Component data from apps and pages
▶

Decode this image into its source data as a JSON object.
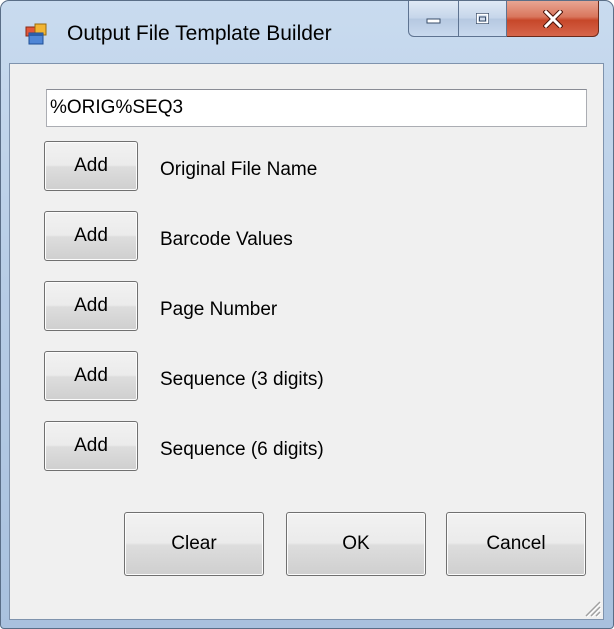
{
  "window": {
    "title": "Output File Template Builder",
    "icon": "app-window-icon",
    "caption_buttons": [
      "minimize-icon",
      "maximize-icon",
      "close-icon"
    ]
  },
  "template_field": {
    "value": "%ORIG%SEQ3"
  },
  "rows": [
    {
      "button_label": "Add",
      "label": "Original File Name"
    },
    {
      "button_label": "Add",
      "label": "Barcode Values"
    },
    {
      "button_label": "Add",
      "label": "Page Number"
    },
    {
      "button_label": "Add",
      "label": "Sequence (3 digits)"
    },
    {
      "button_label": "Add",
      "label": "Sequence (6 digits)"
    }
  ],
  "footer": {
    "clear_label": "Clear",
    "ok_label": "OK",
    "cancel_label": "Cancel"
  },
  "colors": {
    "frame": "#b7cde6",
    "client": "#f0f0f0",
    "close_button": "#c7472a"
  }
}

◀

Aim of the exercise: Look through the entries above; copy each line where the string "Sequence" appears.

Worked solution:
      "label": "Sequence (3 digits)"
      "label": "Sequence (6 digits)"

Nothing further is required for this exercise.